You can call the gpt from within python as well
import os cmd = "gpt preprocessing.xml input_file intermediate_output" os.system(cmd) outfile 2 = python.processing(intermediate_output final_output)
As @ABraun suggested you can invoke gpt from python as a separate process, but you can also use the API of the Graph Processing Framework.
Some examples can be found here (by @antonio19812 ):
Also these forum threads can be helpful:
In “2. 1. original --> callibrated -> glcm --> terrain correction” can I include terrain flattening after glcm and before terrain correction to improve the accuracy of the classification.

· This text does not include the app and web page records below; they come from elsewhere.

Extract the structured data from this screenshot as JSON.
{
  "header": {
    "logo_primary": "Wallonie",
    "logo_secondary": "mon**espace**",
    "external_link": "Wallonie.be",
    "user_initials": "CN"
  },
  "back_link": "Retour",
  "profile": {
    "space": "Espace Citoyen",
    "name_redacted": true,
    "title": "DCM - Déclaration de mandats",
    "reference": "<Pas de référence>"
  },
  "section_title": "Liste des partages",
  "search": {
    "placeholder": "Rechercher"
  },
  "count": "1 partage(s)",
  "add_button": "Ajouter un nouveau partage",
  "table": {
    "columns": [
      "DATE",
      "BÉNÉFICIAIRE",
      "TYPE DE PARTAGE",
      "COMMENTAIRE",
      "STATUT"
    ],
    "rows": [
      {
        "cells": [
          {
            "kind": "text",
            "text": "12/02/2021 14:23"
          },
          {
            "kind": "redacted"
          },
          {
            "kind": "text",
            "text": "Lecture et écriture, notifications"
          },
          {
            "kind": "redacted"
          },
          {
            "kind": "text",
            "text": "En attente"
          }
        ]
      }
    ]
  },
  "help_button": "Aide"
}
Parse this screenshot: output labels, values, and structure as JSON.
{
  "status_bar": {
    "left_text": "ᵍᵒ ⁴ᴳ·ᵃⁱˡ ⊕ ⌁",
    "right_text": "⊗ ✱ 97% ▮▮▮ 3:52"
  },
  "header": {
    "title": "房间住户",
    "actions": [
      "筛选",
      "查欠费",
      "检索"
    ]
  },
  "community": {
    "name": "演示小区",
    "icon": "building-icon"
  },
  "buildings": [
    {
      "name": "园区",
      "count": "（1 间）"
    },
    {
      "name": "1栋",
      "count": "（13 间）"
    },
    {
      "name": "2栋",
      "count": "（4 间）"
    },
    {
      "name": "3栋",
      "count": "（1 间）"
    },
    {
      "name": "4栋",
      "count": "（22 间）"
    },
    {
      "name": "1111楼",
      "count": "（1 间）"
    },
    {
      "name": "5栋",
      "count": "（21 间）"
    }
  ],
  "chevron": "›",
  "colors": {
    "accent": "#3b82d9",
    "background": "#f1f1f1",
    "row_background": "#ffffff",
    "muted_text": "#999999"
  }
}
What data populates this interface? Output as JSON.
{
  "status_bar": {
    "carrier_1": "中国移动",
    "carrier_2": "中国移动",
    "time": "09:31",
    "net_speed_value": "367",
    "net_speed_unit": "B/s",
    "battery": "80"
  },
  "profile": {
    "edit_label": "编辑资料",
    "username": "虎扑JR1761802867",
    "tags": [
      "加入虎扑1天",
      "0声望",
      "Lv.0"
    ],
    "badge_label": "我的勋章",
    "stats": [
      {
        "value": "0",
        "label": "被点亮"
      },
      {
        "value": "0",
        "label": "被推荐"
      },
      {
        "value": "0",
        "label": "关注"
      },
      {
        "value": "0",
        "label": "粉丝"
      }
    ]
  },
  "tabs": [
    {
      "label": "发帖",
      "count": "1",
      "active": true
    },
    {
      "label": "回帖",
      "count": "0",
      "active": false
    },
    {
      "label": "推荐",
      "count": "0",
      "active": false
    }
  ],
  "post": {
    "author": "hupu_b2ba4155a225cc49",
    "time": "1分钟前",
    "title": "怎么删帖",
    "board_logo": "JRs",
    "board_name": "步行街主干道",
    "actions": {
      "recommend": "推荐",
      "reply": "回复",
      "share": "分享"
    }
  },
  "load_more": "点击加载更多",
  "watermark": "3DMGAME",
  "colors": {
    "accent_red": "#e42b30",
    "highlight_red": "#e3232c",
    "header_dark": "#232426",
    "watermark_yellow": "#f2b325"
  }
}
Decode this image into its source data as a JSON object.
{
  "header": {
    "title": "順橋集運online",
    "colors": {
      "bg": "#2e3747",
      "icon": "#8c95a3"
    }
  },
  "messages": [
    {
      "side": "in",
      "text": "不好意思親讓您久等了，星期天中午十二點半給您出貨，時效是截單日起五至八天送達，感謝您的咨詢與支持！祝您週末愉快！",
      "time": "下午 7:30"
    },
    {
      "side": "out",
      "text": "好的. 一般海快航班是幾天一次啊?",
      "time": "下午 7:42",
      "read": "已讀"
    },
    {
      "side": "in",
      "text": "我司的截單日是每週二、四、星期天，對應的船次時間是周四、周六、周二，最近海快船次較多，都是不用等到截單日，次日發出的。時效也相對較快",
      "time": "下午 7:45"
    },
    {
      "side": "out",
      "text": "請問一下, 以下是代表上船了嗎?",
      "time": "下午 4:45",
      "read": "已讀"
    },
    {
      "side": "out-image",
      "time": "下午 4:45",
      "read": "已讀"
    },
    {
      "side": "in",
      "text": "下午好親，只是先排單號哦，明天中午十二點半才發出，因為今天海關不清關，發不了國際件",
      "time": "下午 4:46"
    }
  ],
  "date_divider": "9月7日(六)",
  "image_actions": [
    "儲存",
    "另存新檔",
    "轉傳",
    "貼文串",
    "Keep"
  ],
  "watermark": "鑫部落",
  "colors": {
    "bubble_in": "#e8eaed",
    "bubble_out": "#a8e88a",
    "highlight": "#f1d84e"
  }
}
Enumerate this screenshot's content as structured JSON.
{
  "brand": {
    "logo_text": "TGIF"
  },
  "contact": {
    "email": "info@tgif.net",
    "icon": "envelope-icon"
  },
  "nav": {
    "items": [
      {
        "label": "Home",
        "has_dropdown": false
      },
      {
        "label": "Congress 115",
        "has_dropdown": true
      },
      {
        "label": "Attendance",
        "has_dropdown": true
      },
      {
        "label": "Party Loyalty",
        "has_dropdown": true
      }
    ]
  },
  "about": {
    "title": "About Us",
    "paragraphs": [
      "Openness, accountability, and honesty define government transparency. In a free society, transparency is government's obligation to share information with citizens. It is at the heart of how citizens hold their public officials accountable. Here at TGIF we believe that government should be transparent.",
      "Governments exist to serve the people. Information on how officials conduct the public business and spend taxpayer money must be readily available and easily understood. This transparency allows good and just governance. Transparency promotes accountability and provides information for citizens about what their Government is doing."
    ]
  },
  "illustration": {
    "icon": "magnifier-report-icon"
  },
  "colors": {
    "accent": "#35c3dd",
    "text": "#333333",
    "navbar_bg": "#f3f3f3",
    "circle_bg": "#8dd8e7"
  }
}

- When classifying GRD product using algorithms like maximum likelihood or random forest classifier. Is it necessary to convert the data in to decibels after terrain correction? How does it effect the results ?
- Out of sigmma0 and gamma0 product which suits better for generating binary image of water and non-water using Maxinum likelihood, random forest classifier and thresholding technique ?
you can only calculate terrain flattening if you calibrated to beta0.
maximum likelihood is not suitable for radar data because the data is not distributed equally (vh is generally lower than vv), random forest works better. For both cases, conversion to dB is helpful because it changes the histogram [please see the examples here and here]. If you want to include image textures, random forest is necessary because it is based on thresholds and not of clusters. If you don’t want to include textures, please have a look at these comments on feature space here.
Please have a look at the difference between Sigma0 and Gamma0 here. As these refer to topographically induced radiometric distortions (and water bodies are usually flat), it barely makes a difference. Calculate a scatter plot between Sigma0 and Gamma0 to see where they are different.
I am aware of it, but I want know will the accuracy improve if the terrain flattening is done on GLCM products before classification.
Gamma0 is more likely to represent the actual backscatter of a surface (impact of topography is reduced), so basically yes. But for water bodies, the difference will be small.
Hello @ABraun !
import os cmd = "gpt preprocessing.xml input_file intermediate_output" os.system(cmd)`
this works perfectly for me . Thank you.
Now, the issue is I am using internet with proxy settings. So, my command prompt is not able to get the internet access. From internet I came to know that we have to give this command to cmd prompt to access internet :
When I enter this command in cmd it works fine but i want to pass this from the python code itself as we did for the
gpt. How can I achieve this ?
I don’t know because haven’t done this so far, sorry.
Maybe someone other can help.